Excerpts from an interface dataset
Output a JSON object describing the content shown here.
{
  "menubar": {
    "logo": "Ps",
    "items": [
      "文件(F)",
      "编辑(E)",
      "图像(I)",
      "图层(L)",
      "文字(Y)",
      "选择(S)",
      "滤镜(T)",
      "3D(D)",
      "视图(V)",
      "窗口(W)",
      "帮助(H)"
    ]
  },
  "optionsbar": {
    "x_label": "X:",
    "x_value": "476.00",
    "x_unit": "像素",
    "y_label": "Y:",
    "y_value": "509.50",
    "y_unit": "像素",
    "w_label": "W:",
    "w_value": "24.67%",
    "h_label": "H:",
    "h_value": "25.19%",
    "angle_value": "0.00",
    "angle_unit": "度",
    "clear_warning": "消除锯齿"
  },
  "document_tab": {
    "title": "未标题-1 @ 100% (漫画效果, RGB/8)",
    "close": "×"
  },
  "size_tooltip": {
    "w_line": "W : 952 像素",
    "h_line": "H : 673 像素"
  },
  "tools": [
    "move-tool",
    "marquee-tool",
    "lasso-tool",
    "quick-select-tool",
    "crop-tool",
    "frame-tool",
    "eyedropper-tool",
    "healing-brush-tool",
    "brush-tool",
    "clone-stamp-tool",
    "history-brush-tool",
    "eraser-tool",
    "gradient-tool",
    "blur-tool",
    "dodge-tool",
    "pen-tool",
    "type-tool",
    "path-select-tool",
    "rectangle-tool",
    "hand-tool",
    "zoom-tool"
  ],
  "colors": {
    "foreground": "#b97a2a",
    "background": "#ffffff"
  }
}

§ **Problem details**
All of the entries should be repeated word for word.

§ **Solution to this exercise**
Output a JSON object describing the content shown here.
{
  "menubar": {
    "logo": "Ps",
    "items": [
      "文件(F)",
      "编辑(E)",
      "图像(I)",
      "图层(L)",
      "文字(Y)",
      "选择(S)",
      "滤镜(T)",
      "3D(D)",
      "视图(V)",
      "窗口(W)",
      "帮助(H)"
    ]
  },
  "optionsbar": {
    "x_label": "X:",
    "x_value": "476.00",
    "x_unit": "像素",
    "y_label": "Y:",
    "y_value": "509.50",
    "y_unit": "像素",
    "w_label": "W:",
    "w_value": "24.67%",
    "h_label": "H:",
    "h_value": "25.19%",
    "angle_value": "0.00",
    "angle_unit": "度",
    "clear_warning": "消除锯齿"
  },
  "document_tab": {
    "title": "未标题-1 @ 100% (漫画效果, RGB/8)",
    "close": "×"
  },
  "size_tooltip": {
    "w_line": "W : 952 像素",
    "h_line": "H : 673 像素"
  },
  "tools": [
    "move-tool",
    "marquee-tool",
    "lasso-tool",
    "quick-select-tool",
    "crop-tool",
    "frame-tool",
    "eyedropper-tool",
    "healing-brush-tool",
    "brush-tool",
    "clone-stamp-tool",
    "history-brush-tool",
    "eraser-tool",
    "gradient-tool",
    "blur-tool",
    "dodge-tool",
    "pen-tool",
    "type-tool",
    "path-select-tool",
    "rectangle-tool",
    "hand-tool",
    "zoom-tool"
  ],
  "colors": {
    "foreground": "#b97a2a",
    "background": "#ffffff"
  }
}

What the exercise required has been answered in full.